  • The purposes for which the data are intended to be processed (including the statement required by Reg 41(4)(b) above).

Complying with this requirement seems fairly straightforward when appointments are preceded with an engagement letter to the insolvent/MVL-seeker: the above information likely would feature in the engagement letter.

  • Is a bankrupt a “new customer”?

What if there is no engagement letter with the “customer”? Does this requirement still apply in bankruptcies, compulsory liquidations and creditor-led Administrations?

Who is the customer in a court or creditor-led process? The old CCAB guidance states: “In the context of insolvency work, the person or entity entering into the business relationship is considered to be the insolvent.” Although I think this was generally accepted and just-about manageable for the MLR07, the shoe-horning of regulations designed for a client-provider relationship into an insolvency context becomes a little more painful with the MLR17.
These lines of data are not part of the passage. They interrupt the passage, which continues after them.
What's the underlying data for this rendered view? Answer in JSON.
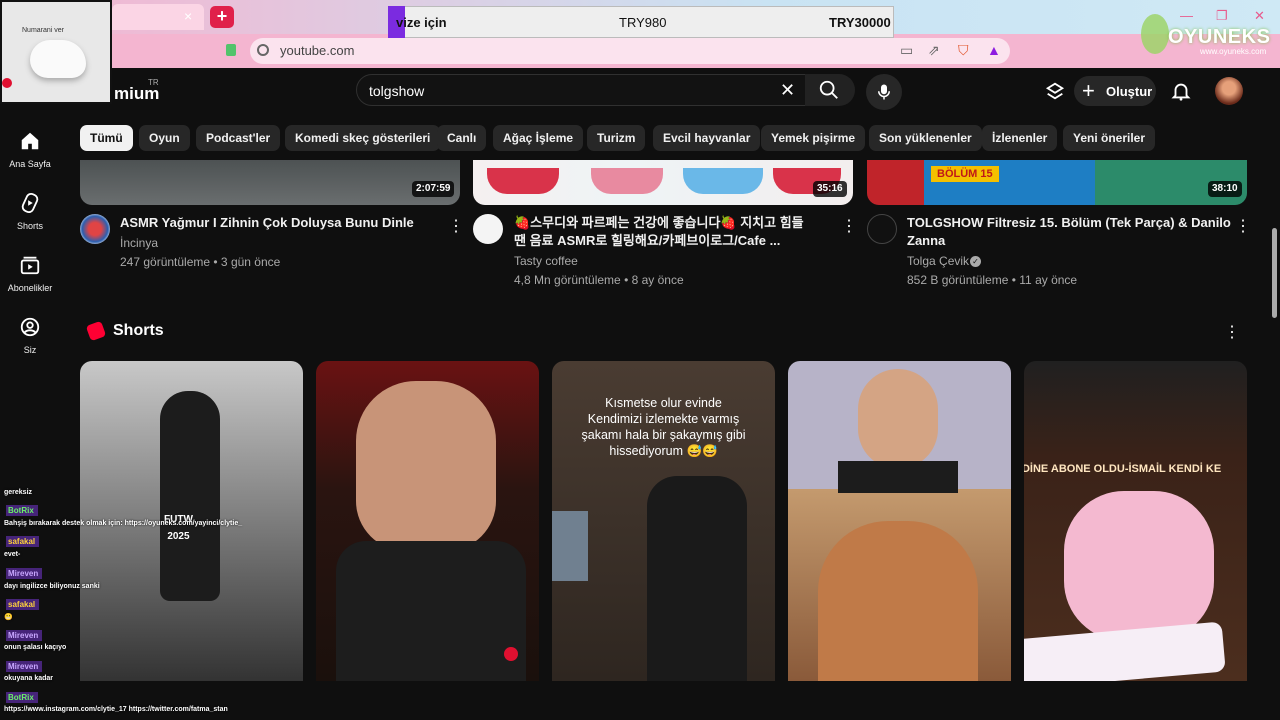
{
  "browser": {
    "url": "youtube.com",
    "tab_close": "×",
    "new_tab": "+",
    "window_controls": [
      "—",
      "❐",
      "✕"
    ]
  },
  "price_overlay": {
    "label": "vize için",
    "mid_price": "TRY980",
    "right_price": "TRY30000"
  },
  "brand": {
    "name": "OYUNEKS",
    "sub": "www.oyuneks.com"
  },
  "webcam": {
    "label": "Numarani ver"
  },
  "header": {
    "logo_text": "mium",
    "logo_country": "TR",
    "search_value": "tolgshow",
    "create_label": "Oluştur"
  },
  "sidebar": [
    {
      "label": "Ana Sayfa",
      "icon": "home-icon"
    },
    {
      "label": "Shorts",
      "icon": "shorts-icon"
    },
    {
      "label": "Abonelikler",
      "icon": "subscriptions-icon"
    },
    {
      "label": "Siz",
      "icon": "you-icon"
    }
  ],
  "chips": [
    "Tümü",
    "Oyun",
    "Podcast'ler",
    "Komedi skeç gösterileri",
    "Canlı",
    "Ağaç İşleme",
    "Turizm",
    "Evcil hayvanlar",
    "Yemek pişirme",
    "Son yüklenenler",
    "İzlenenler",
    "Yeni öneriler"
  ],
  "videos": [
    {
      "title": "ASMR Yağmur I Zihnin Çok Doluysa Bunu Dinle",
      "title_line2": "",
      "channel": "İncinya",
      "meta": "247 görüntüleme • 3 gün önce",
      "duration": "2:07:59",
      "thumb_color": "#5a5e5f"
    },
    {
      "title": "🍓스무디와 파르페는 건강에 좋습니다🍓 지치고 힘들",
      "title_line2": "땐 음료 ASMR로 힐링해요/카페브이로그/Cafe ...",
      "channel": "Tasty coffee",
      "meta": "4,8 Mn görüntüleme • 8 ay önce",
      "duration": "35:16",
      "thumb_color": "#f3eeee"
    },
    {
      "title": "TOLGSHOW Filtresiz 15. Bölüm (Tek Parça) & Danilo",
      "title_line2": "Zanna",
      "channel": "Tolga Çevik",
      "meta": "852 B görüntüleme • 11 ay önce",
      "duration": "38:10",
      "thumb_badge": "BÖLÜM 15",
      "thumb_color": "#1f6fb0"
    }
  ],
  "shorts_section": {
    "title": "Shorts",
    "items": [
      {
        "overlay": "FUTW\n2025",
        "bg": "#3c3c3c"
      },
      {
        "overlay": "",
        "bg": "#2a1410"
      },
      {
        "overlay": "Kısmetse olur evinde\nKendimizi izlemekte varmış\nşakamı hala bir şakaymış gibi\nhissediyorum 😅😅",
        "bg": "#3a302a"
      },
      {
        "overlay": "",
        "bg": "#5b4a3e"
      },
      {
        "overlay": "NDİNE ABONE OLDU-İSMAİL KENDİ KE",
        "bg": "#3a2218"
      }
    ]
  },
  "chat": {
    "messages": [
      {
        "type": "text",
        "text": "gereksiz"
      },
      {
        "type": "user",
        "user": "BotRix",
        "color": "green"
      },
      {
        "type": "text",
        "text": "Bahşiş bırakarak destek olmak için: https://oyuneks.com/yayinci/clytie_"
      },
      {
        "type": "user",
        "user": "safakal",
        "color": "yellow"
      },
      {
        "type": "text",
        "text": "evet-"
      },
      {
        "type": "user",
        "user": "Mireven",
        "color": "purple"
      },
      {
        "type": "text",
        "text": "dayı ingilizce biliyonuz sanki"
      },
      {
        "type": "user",
        "user": "safakal",
        "color": "yellow"
      },
      {
        "type": "text",
        "text": "😬"
      },
      {
        "type": "user",
        "user": "Mireven",
        "color": "purple"
      },
      {
        "type": "text",
        "text": "onun şalası kaçıyo"
      },
      {
        "type": "user",
        "user": "Mireven",
        "color": "purple"
      },
      {
        "type": "text",
        "text": "okuyana kadar"
      },
      {
        "type": "user",
        "user": "BotRix",
        "color": "green"
      },
      {
        "type": "text",
        "text": "https://www.instagram.com/clytie_17 https://twitter.com/fatma_stan"
      }
    ]
  },
  "colors": {
    "yt_bg": "#0f0f0f",
    "chip_bg": "#272727",
    "yt_red": "#ff0033",
    "chrome_pink": "#f3a6c8"
  }
}
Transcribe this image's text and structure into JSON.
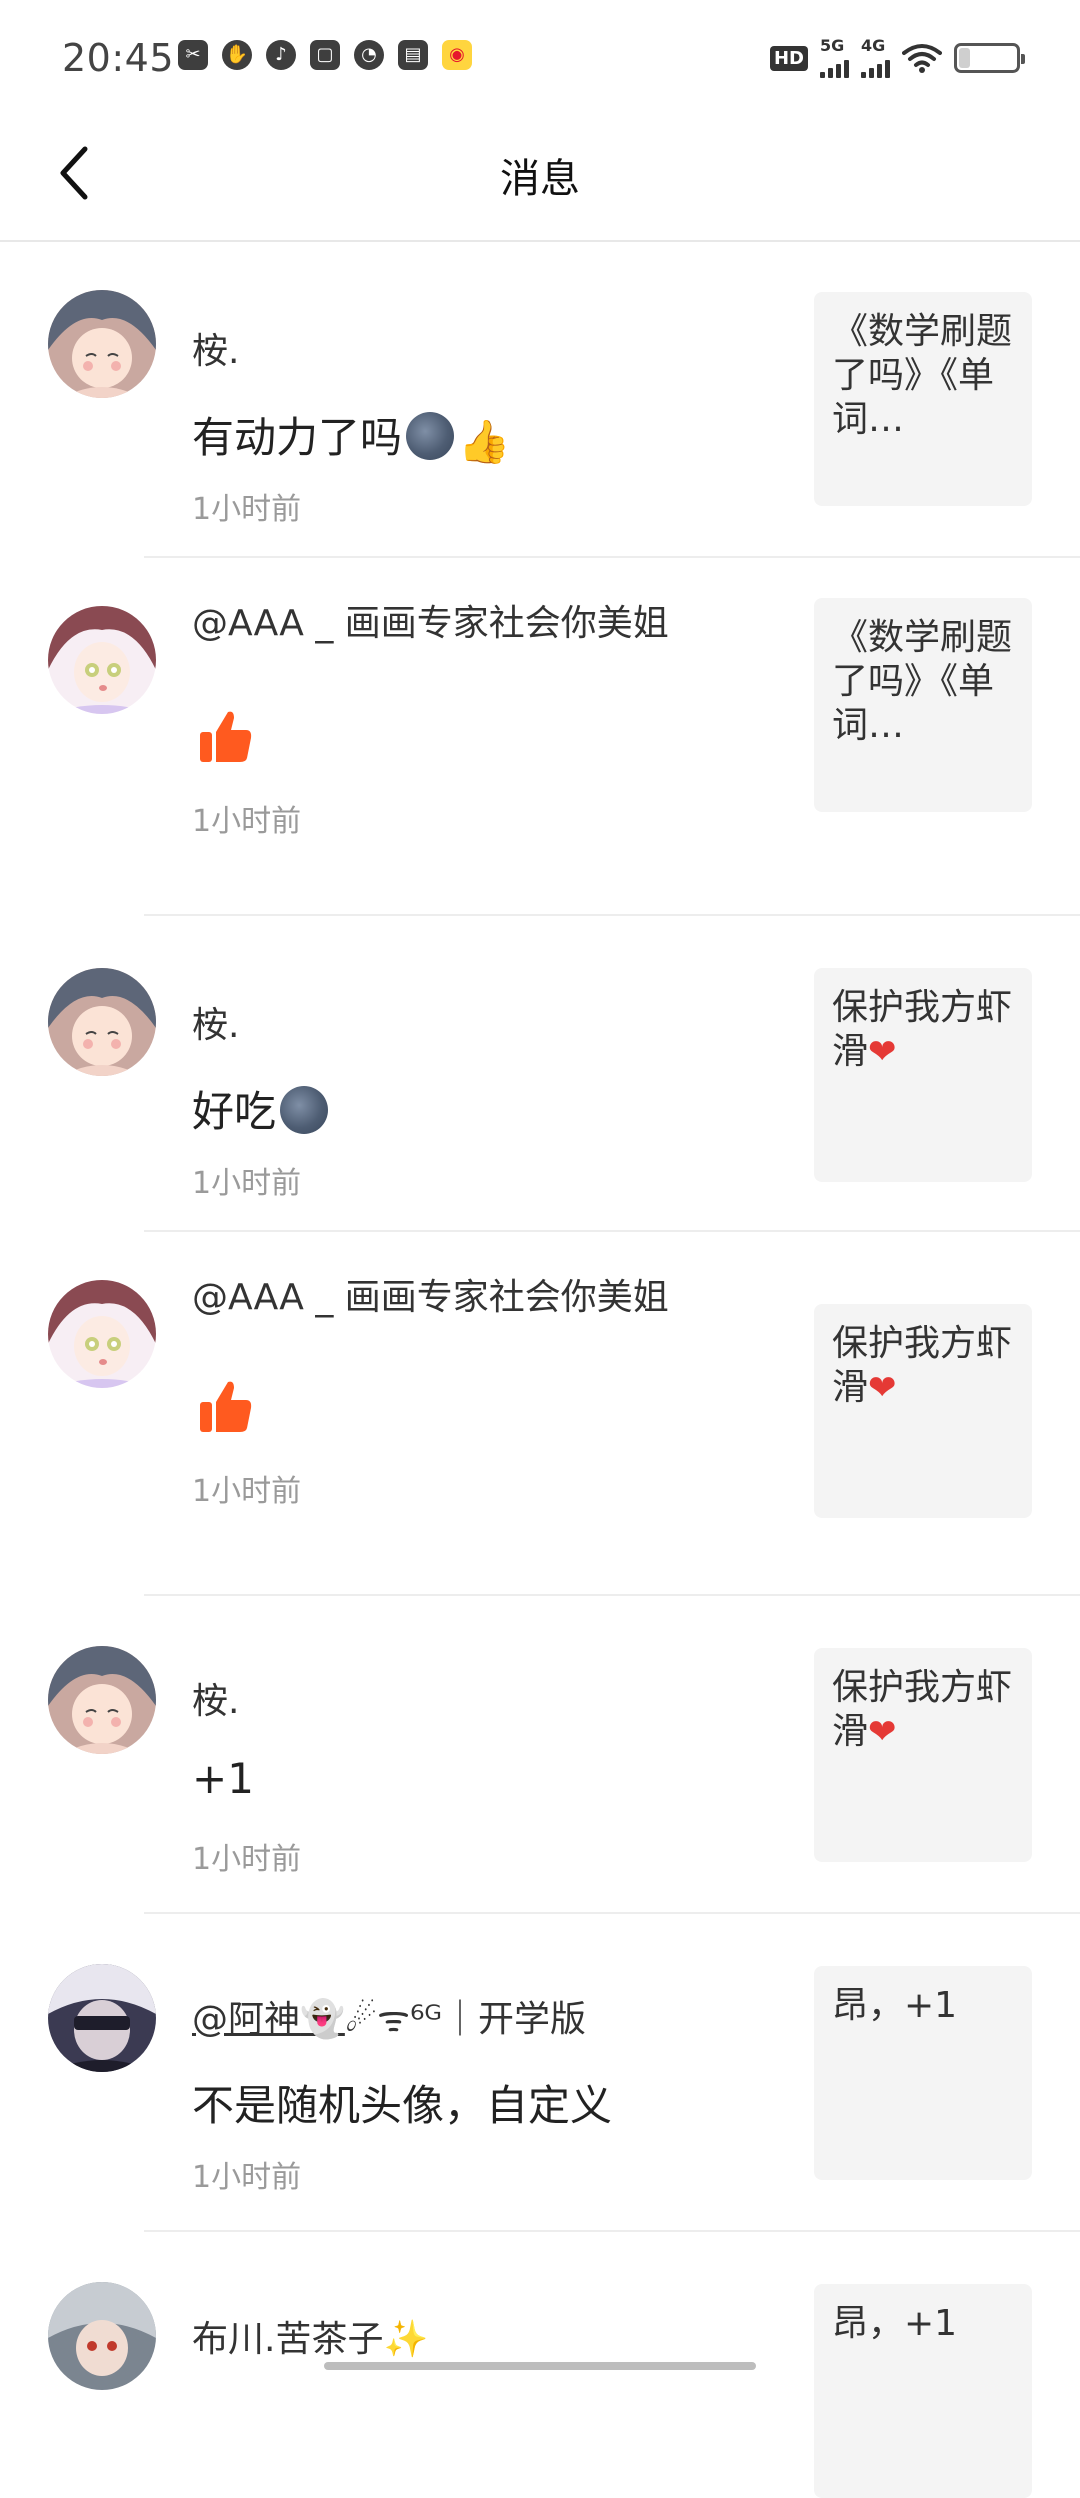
{
  "status_bar": {
    "time": "20:45",
    "left_icons": [
      "scissors-app-icon",
      "hand-app-icon",
      "audio-app-icon",
      "bag-app-icon",
      "gauge-app-icon",
      "book-app-icon",
      "weibo-app-icon"
    ],
    "hd_label": "HD",
    "sim1_label": "5G",
    "sim2_label": "4G",
    "battery_level": "4"
  },
  "header": {
    "title": "消息",
    "back_icon": "chevron-left-icon"
  },
  "messages": [
    {
      "username": "桉.",
      "content": "有动力了吗",
      "content_emojis": [
        "moon-face",
        "thumbs-up"
      ],
      "time": "1小时前",
      "preview": "《数学刷题了吗》《单词…"
    },
    {
      "username": "@AAA _ 画画专家社会你美姐",
      "content": "",
      "content_emojis": [
        "orange-like"
      ],
      "time": "1小时前",
      "preview": "《数学刷题了吗》《单词…"
    },
    {
      "username": "桉.",
      "content": "好吃",
      "content_emojis": [
        "moon-face"
      ],
      "time": "1小时前",
      "preview": "保护我方虾滑"
    },
    {
      "username": "@AAA _ 画画专家社会你美姐",
      "content": "",
      "content_emojis": [
        "orange-like"
      ],
      "time": "1小时前",
      "preview": "保护我方虾滑"
    },
    {
      "username": "桉.",
      "content": "+1",
      "content_emojis": [],
      "time": "1小时前",
      "preview": "保护我方虾滑"
    },
    {
      "username": "@阿神",
      "username_suffix": "☄ᯤ⁶ᴳ｜开学版",
      "content": "不是随机头像，自定义",
      "content_emojis": [],
      "time": "1小时前",
      "preview": "昂，+1"
    },
    {
      "username": "布川.苦茶子",
      "content": "",
      "content_emojis": [],
      "time": "",
      "preview": "昂，+1"
    }
  ],
  "colors": {
    "like_orange": "#ff5a1f",
    "preview_bg": "#f4f4f4",
    "timestamp": "#9a9a9a",
    "divider": "#ededed"
  }
}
Are we really expected to view a bankrupt as a “new customer” for the purposes of Reg 41(4)? Do we really need to provide them with the above information? I guess we can add the information to our on-appointment letters to insolvents, but we cannot write to them before establishing the business relationship, i.e. before being appointed as office holder, can we?

Ah but doesn’t the CCAB Guidance give us a back-stop guide of 5 working days after appointment to complete the due diligence? This is true, but this provision related to the timescale for completing the CDD in view of the fact that the MLR07 had stated that in some circumstances the due diligence could be completed as soon as practicable after first contact – a concession that is repeated in the MLR17 – but we’re not talking about the due diligence process here. The MLR17 do not provide an asarp exception to providing the above information before establishing the business relationship, so I cannot see a practical way for us to comply with Reg 41(4) in most court or creditor-led appointments.

 

Not written with IPs in mind

The MLR17 repeat their predecessor’s deficiency in demonstrating ignorance of the mechanisms of the insolvency regime. I have always objected to the assumption that the insolvent is an IP’s “customer”, especially when I remember that technically under the MLR07/17 an IP is only carrying out regulated activities when s/he is formally appointed. Further questions about the drafter’s knowledge came to my mind when I read the new definition of an IP in the MLR17: not only an individual, but also “any firm… who acts as an insolvency practitioner within the meaning of section 388 of the Insolvency Act 1986” – that would be a clever trick!

In my view, the MLRs’ concept of a “business relationship” also has never really worked: what “business relationship” does the IP form with the insolvent when s/he takes office? And the suggestion that an IP engages in an “occasional transaction” when s/he sells an insolvent’s assets is another cruelty on the English language: is it the insolvent or the IP that is carrying out the transaction? An “occasional transaction” is defined as “a transaction which is not carried out as part of a business relationship”, but the IP is considered to have a “business relationship” with the insolvent, so where does the asset sale fit in?

Is there no useful guidance for IPs? In my view, the CCAB Guidance touches on insolvency far too lightly and the Insolvency Service’s and R3’s Guidance notes are showing their age; both have the air of guidance written when the MLR07 were little more than theory. Let’s hope that we will one day receive some authoritative guidance that demonstrates a proper and practical understanding of how the MLR17 should be applied to the insolvency regime.